Web page and app entries:
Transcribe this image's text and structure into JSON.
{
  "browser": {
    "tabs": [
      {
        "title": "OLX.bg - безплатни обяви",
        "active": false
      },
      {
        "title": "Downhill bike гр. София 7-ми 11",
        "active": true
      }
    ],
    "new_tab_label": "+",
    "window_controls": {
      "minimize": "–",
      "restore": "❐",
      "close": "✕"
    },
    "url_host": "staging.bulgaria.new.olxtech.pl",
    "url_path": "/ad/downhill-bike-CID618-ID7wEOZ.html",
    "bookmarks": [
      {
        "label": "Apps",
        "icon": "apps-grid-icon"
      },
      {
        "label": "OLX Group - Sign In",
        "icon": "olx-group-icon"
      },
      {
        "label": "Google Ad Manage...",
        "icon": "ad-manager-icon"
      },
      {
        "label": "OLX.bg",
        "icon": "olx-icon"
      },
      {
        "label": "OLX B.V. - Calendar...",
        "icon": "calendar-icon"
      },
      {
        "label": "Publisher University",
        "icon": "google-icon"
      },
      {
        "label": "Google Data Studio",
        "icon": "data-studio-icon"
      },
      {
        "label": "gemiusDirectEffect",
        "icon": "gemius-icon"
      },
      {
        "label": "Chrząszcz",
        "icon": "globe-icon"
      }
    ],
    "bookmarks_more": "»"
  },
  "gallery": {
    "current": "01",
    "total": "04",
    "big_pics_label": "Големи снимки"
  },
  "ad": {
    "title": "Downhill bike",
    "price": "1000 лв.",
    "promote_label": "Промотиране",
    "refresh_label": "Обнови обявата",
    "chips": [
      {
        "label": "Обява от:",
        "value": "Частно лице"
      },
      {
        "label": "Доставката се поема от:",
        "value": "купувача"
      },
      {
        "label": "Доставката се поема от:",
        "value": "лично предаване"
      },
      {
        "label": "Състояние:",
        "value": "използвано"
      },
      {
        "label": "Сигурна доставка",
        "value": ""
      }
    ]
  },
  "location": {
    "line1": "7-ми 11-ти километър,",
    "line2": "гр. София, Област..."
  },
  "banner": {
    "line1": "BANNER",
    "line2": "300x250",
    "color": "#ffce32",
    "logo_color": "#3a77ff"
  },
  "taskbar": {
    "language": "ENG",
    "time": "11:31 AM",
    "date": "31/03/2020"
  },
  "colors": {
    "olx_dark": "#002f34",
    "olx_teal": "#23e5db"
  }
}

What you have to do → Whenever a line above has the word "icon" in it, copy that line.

The completed task →
        "icon": "apps-grid-icon"
        "icon": "olx-group-icon"
        "icon": "ad-manager-icon"
        "icon": "olx-icon"
        "icon": "calendar-icon"
        "icon": "google-icon"
        "icon": "data-studio-icon"
        "icon": "gemius-icon"
        "icon": "globe-icon"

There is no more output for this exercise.